Half a century later, she still has 11 of those tickets mounted in a book of photos from that era. They are displayed on a page surrounding a newspaper clipping showing the Lottery’s first-ever winning number: 7-6-9-9-1-5.
What happened to the 12th ticket? Alice isn’t certain, but she wasn’t the $50,000 winner. She speculates that her other ticket was a winner for a small amount and she cashed it.
Alice later worked at a Lottery retailer.
“I used to run a Lottery machine at the High’s off Patapsco Avenue,” she reflected, adding that over the years she has been a fairly regular Lottery player.
“I had some favorite numbers. Pick 3 mainly,” she said, noting that she won prizes from time to time, which kept things interesting.

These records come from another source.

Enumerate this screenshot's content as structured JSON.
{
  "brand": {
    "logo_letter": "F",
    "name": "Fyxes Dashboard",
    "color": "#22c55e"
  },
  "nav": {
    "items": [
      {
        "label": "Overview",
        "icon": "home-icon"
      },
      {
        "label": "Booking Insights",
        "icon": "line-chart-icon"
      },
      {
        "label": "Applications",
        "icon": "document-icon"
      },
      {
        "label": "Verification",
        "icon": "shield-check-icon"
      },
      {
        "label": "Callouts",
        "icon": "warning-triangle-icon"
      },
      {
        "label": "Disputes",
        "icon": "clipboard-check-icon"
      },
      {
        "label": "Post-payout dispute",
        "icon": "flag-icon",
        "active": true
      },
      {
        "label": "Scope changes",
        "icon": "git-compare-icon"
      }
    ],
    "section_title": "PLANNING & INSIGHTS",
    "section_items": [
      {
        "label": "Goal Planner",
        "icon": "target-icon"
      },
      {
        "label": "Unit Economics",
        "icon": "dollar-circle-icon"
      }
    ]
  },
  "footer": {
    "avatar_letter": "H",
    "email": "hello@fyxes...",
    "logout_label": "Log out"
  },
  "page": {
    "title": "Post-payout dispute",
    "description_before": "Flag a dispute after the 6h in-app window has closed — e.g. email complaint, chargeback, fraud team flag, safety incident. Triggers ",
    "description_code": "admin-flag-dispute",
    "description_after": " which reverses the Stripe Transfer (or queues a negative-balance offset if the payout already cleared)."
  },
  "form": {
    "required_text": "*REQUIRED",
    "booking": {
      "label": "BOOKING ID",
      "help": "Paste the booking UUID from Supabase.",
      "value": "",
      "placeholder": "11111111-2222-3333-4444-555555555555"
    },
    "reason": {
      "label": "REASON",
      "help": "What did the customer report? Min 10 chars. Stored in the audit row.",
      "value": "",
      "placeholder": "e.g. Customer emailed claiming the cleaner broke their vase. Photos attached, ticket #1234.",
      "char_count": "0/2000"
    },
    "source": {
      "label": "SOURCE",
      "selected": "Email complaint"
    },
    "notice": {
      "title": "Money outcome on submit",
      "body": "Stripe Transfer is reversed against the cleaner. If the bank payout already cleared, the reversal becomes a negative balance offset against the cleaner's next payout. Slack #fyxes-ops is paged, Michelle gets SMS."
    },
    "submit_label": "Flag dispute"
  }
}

Alice eventually matriculated from the now-gone Bay College to Loyola College (now Loyola University of Maryland). She and her husband settled into a home on Biddle Street, and the couple raised two sons and a daughter. They now live in Pikesville and have three grandsons and a granddaughter.
Alice sports a green ribbon on her lapel, which reflects her fight against cancer.
“I call it my lymphoma diploma,” she said, adding that she has been living cancer-free for “going on four years.” She credits Dr. Abhishek Kalla and his team at Ascension Saint Agnes Hospital for helping her defeat the disease.
These days she and her husband are looking forward to celebrating their 50th anniversary, possibly with a renewal of vows ceremony.
As for why she has kept those original Twin Win tickets for all these years, she says she enjoys collecting memorabilia, and she thought of them as significant because they were among the Lottery’s first tickets.
Other pieces of pop culture she has kept over the years include a Simpsons TV show-themed Monopoly board game, which remains unopened; a Steven Quincy Urkel doll from the sitcom “Family Matters,” and a collection of 1940s vintage costume jewelry.
Alice said she doesn’t play the Lottery as often as she did when she was younger, but she picks up an occasional Powerball or Mega Millions ticket when the jackpots are large. She offers some practical advice to anyone else who enjoys playing the Lottery: “You’ve got to pay to play, and you’ve got to play responsibly,” she said. “If you need a loaf of bread, buy the loaf of bread and play the Lottery some other time.”